[ in-eyl-yuh-nuh-buhl, -ey-lee-uh- ]
/ ɪnˈeɪl yə nə bəl, -ˈeɪ li ə- /


not transferable to another or not capable of being taken away or denied; not alienable: inalienable rights, freedoms, and liberties; an inalienable territory; inalienable principles and values.

Origin of inalienable

First recorded in 1610–20; in-3 + alienable
SYNONYMS FOR inalienable
Related formsin·al·ien·a·bil·i·ty, in·al·ien·a·ble·ness, nounin·al·ien·a·bly, adverb

Word story Unabridged Based on the Random House Unabridged Dictionary, © Random House, Inc. 2019

Examples from the Web for inalienability

  • In the West we have systems such as that of the homestead, based on the inalienability of the family property (bien de famille).

    The Shield|Various
  • Neither Solon nor Lycurgus taught the inalienability of human rights.

    The Anti-Slavery Examiner, Omnibus|American Anti-Slavery Society
  • Inalienability being foreign to the discussion, the long word inalienable only encumbers the sentence.

    The Verbalist|Thomas Embly Osmun, (AKA Alfred Ayres)
  • The idea of consent is also revolutionary—but the moment "inalienability" is granted, consent to be governed must follow.

    Proclaim Liberty!|Gilbert Seldes

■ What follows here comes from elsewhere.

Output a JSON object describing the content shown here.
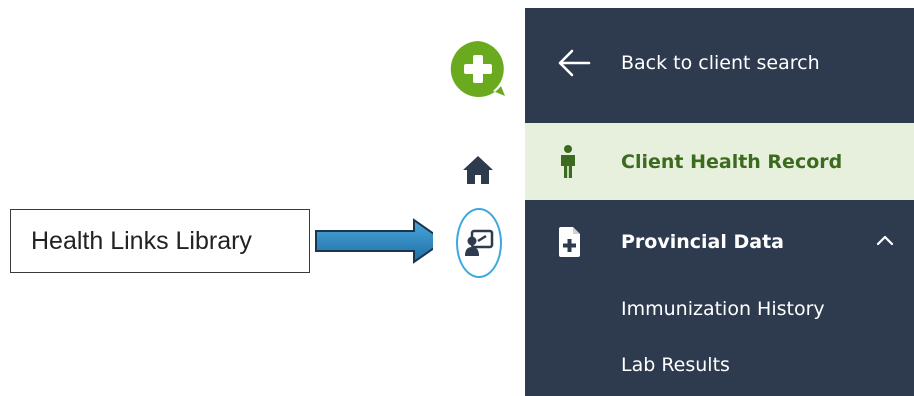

British Dictionary definitions for inalienability


/ (ɪnˈeɪljənəbəl) /


not able to be transferred to another; not alienablethe inalienable rights of the citizen
Derived Formsinalienability or inalienableness, nouninalienably, adverb
Collins English Dictionary - Complete & Unabridged 2012 Digital Edition © William Collins Sons & Co. Ltd. 1979, 1986 © HarperCollins Publishers 1998, 2000, 2003, 2005, 2006, 2007, 2009, 2012

Word Origin and History for inalienability



1640s, from in- (1) "not, opposite of" + alienable (see alienate). Related: Inalienably; Inalienability.

Online Etymology Dictionary, © 2010 Douglas Harper